• Problem description
Please print the full listing below exactly, but not the pictures in it.

• Exercise data
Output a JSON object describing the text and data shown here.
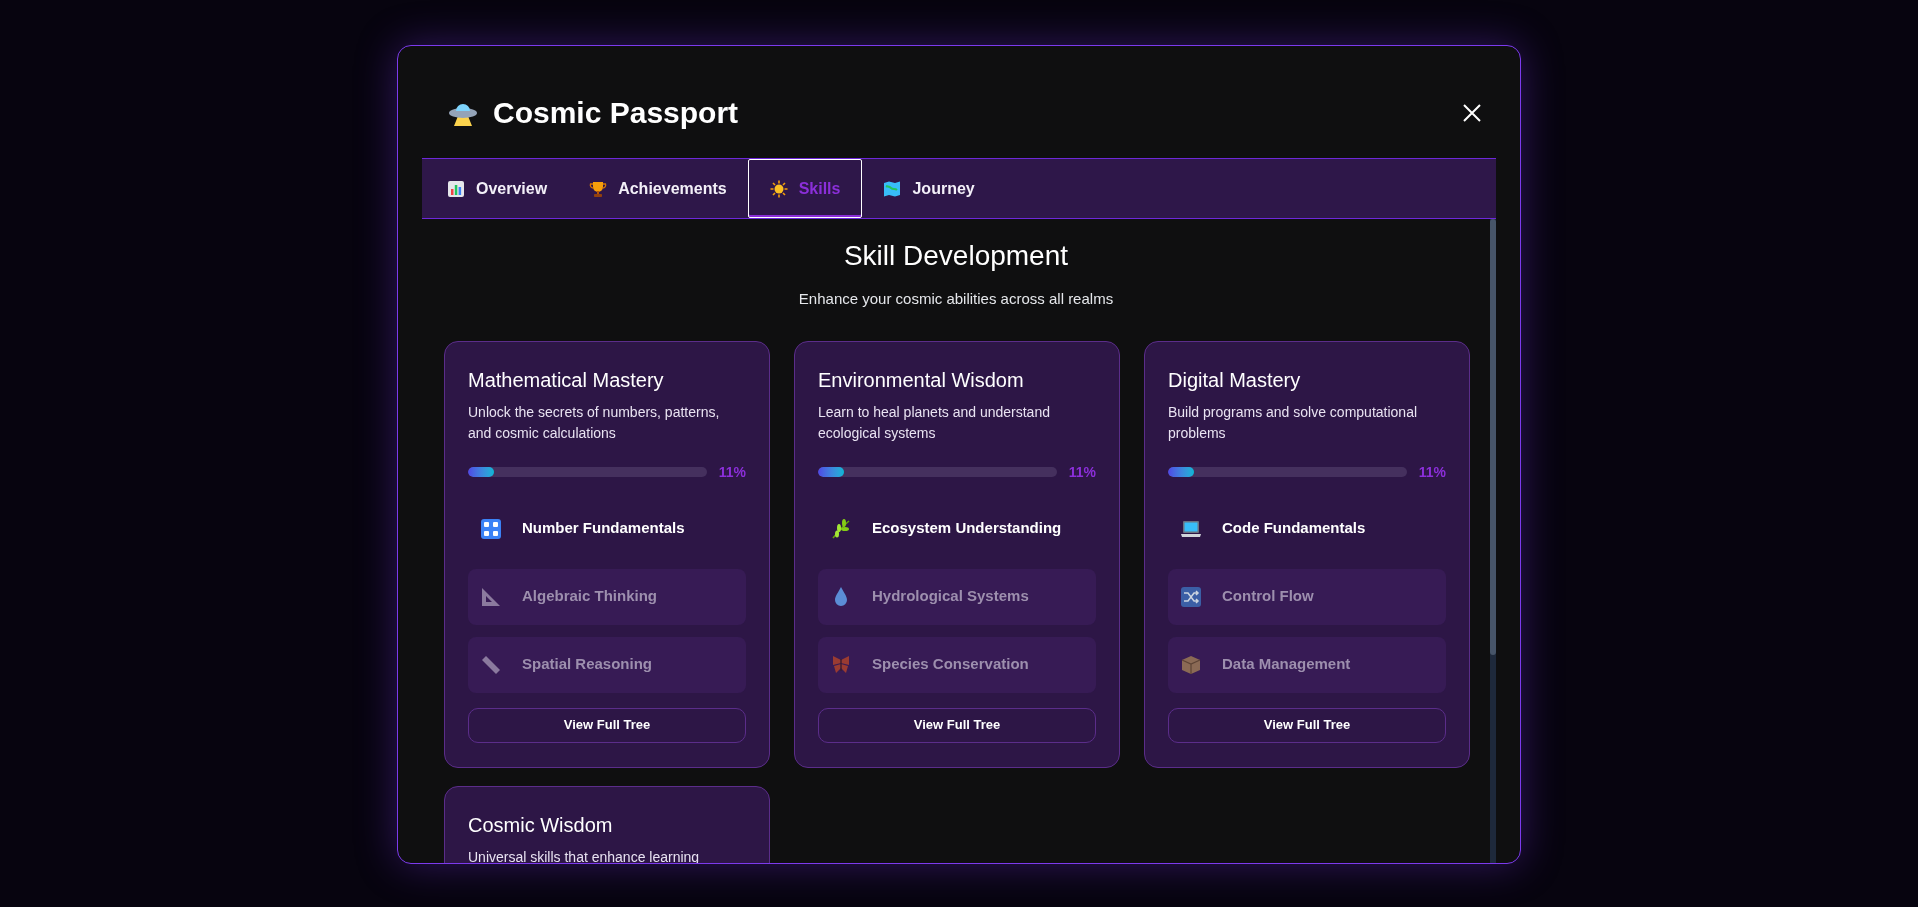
{
  "modal": {
    "title": "Cosmic Passport"
  },
  "tabs": [
    {
      "label": "Overview",
      "selected": false
    },
    {
      "label": "Achievements",
      "selected": false
    },
    {
      "label": "Skills",
      "selected": true
    },
    {
      "label": "Journey",
      "selected": false
    }
  ],
  "section": {
    "title": "Skill Development",
    "subtitle": "Enhance your cosmic abilities across all realms"
  },
  "skill_trees": [
    {
      "title": "Mathematical Mastery",
      "description": "Unlock the secrets of numbers, patterns, and cosmic calculations",
      "level": 0.11,
      "percent": "11%",
      "skills": [
        {
          "name": "Number Fundamentals",
          "locked": false
        },
        {
          "name": "Algebraic Thinking",
          "locked": true
        },
        {
          "name": "Spatial Reasoning",
          "locked": true
        }
      ],
      "button": "View Full Tree"
    },
    {
      "title": "Environmental Wisdom",
      "description": "Learn to heal planets and understand ecological systems",
      "level": 0.11,
      "percent": "11%",
      "skills": [
        {
          "name": "Ecosystem Understanding",
          "locked": false
        },
        {
          "name": "Hydrological Systems",
          "locked": true
        },
        {
          "name": "Species Conservation",
          "locked": true
        }
      ],
      "button": "View Full Tree"
    },
    {
      "title": "Digital Mastery",
      "description": "Build programs and solve computational problems",
      "level": 0.11,
      "percent": "11%",
      "skills": [
        {
          "name": "Code Fundamentals",
          "locked": false
        },
        {
          "name": "Control Flow",
          "locked": true
        },
        {
          "name": "Data Management",
          "locked": true
        }
      ],
      "button": "View Full Tree"
    },
    {
      "title": "Cosmic Wisdom",
      "description": "Universal skills that enhance learning"
    }
  ]
}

• Solution below
Output a JSON object describing the text and data shown here.
{
  "modal": {
    "title": "Cosmic Passport"
  },
  "tabs": [
    {
      "label": "Overview",
      "selected": false
    },
    {
      "label": "Achievements",
      "selected": false
    },
    {
      "label": "Skills",
      "selected": true
    },
    {
      "label": "Journey",
      "selected": false
    }
  ],
  "section": {
    "title": "Skill Development",
    "subtitle": "Enhance your cosmic abilities across all realms"
  },
  "skill_trees": [
    {
      "title": "Mathematical Mastery",
      "description": "Unlock the secrets of numbers, patterns, and cosmic calculations",
      "level": 0.11,
      "percent": "11%",
      "skills": [
        {
          "name": "Number Fundamentals",
          "locked": false
        },
        {
          "name": "Algebraic Thinking",
          "locked": true
        },
        {
          "name": "Spatial Reasoning",
          "locked": true
        }
      ],
      "button": "View Full Tree"
    },
    {
      "title": "Environmental Wisdom",
      "description": "Learn to heal planets and understand ecological systems",
      "level": 0.11,
      "percent": "11%",
      "skills": [
        {
          "name": "Ecosystem Understanding",
          "locked": false
        },
        {
          "name": "Hydrological Systems",
          "locked": true
        },
        {
          "name": "Species Conservation",
          "locked": true
        }
      ],
      "button": "View Full Tree"
    },
    {
      "title": "Digital Mastery",
      "description": "Build programs and solve computational problems",
      "level": 0.11,
      "percent": "11%",
      "skills": [
        {
          "name": "Code Fundamentals",
          "locked": false
        },
        {
          "name": "Control Flow",
          "locked": true
        },
        {
          "name": "Data Management",
          "locked": true
        }
      ],
      "button": "View Full Tree"
    },
    {
      "title": "Cosmic Wisdom",
      "description": "Universal skills that enhance learning"
    }
  ]
}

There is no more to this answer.